-- Data follows --

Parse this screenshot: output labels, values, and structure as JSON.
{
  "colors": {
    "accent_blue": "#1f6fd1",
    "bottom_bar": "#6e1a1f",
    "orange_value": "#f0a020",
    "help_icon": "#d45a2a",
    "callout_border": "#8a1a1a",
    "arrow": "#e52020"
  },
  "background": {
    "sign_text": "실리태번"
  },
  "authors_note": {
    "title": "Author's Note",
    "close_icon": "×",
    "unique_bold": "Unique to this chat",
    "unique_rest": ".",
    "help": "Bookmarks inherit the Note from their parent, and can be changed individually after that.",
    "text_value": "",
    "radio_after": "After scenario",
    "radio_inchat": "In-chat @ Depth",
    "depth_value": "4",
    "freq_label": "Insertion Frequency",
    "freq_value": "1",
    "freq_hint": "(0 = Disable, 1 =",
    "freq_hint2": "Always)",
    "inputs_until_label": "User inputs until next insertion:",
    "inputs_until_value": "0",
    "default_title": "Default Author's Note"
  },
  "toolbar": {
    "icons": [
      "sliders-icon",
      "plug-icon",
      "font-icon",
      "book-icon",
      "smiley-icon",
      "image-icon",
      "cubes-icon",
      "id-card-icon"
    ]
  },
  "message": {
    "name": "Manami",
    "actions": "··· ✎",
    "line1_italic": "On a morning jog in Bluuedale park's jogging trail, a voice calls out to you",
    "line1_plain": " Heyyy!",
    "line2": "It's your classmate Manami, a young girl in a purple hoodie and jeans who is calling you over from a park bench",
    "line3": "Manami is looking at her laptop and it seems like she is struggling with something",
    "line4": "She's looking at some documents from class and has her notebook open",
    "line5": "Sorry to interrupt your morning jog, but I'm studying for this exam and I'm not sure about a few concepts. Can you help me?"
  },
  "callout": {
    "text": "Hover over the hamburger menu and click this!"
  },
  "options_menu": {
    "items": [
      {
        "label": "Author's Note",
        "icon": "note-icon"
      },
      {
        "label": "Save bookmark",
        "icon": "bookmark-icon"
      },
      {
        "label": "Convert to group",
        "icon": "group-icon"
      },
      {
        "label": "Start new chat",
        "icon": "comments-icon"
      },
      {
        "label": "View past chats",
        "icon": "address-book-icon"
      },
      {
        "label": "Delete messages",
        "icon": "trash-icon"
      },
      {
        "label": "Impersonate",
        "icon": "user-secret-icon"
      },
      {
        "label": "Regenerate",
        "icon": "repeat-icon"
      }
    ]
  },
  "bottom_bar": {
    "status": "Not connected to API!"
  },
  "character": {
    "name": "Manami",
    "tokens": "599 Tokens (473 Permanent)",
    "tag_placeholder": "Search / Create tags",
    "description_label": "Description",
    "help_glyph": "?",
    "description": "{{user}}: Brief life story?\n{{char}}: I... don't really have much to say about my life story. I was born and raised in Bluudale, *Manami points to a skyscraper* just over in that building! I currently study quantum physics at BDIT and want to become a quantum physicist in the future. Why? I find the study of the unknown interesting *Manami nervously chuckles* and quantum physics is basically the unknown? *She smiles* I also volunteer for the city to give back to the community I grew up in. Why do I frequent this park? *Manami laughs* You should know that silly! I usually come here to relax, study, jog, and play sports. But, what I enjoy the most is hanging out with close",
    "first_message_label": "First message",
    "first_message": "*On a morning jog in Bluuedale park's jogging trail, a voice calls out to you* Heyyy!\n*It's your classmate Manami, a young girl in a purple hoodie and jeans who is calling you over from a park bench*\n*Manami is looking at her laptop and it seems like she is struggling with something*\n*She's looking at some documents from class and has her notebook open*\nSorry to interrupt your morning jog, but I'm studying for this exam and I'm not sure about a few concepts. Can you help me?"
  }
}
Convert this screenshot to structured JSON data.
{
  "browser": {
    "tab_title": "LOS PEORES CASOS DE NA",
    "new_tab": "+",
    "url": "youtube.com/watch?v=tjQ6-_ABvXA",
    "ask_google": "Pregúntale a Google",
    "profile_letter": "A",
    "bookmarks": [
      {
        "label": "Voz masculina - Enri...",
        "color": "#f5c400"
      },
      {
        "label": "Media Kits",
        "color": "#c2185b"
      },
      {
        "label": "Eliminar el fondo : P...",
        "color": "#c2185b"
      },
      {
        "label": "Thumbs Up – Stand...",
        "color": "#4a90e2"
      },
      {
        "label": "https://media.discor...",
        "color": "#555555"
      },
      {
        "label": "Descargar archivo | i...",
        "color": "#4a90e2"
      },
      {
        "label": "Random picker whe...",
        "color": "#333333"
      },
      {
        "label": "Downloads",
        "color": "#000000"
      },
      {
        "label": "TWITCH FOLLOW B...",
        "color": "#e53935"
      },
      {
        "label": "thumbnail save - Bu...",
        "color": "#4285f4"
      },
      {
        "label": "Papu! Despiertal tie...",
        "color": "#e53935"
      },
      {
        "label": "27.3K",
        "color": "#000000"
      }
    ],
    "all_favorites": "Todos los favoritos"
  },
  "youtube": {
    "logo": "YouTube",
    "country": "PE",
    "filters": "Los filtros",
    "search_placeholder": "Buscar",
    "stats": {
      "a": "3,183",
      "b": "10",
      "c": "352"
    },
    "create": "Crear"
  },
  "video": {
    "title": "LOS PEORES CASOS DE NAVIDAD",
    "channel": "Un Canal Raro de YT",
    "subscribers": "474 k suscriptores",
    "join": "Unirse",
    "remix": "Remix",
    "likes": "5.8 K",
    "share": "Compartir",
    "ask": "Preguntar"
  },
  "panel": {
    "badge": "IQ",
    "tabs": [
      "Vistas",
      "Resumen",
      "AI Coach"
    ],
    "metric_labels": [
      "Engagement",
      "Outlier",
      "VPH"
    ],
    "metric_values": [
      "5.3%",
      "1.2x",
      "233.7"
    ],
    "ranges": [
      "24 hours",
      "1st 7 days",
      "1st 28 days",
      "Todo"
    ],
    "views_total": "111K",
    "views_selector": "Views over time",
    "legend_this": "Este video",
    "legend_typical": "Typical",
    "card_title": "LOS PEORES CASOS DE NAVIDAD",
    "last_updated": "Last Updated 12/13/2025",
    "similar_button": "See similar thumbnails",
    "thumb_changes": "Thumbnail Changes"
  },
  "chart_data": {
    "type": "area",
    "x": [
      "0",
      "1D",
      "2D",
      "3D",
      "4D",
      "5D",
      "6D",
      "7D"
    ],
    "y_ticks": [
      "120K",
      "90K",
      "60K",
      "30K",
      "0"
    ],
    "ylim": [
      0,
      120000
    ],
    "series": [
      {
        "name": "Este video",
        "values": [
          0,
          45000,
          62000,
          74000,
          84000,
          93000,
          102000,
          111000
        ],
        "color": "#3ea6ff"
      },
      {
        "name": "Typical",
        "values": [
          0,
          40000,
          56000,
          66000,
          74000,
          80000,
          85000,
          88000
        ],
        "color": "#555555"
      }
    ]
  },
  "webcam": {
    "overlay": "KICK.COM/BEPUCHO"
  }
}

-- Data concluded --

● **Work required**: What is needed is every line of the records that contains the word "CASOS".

● **Your solution**:
    "tab_title": "LOS PEORES CASOS DE NA",
    "title": "LOS PEORES CASOS DE NAVIDAD",
    "card_title": "LOS PEORES CASOS DE NAVIDAD",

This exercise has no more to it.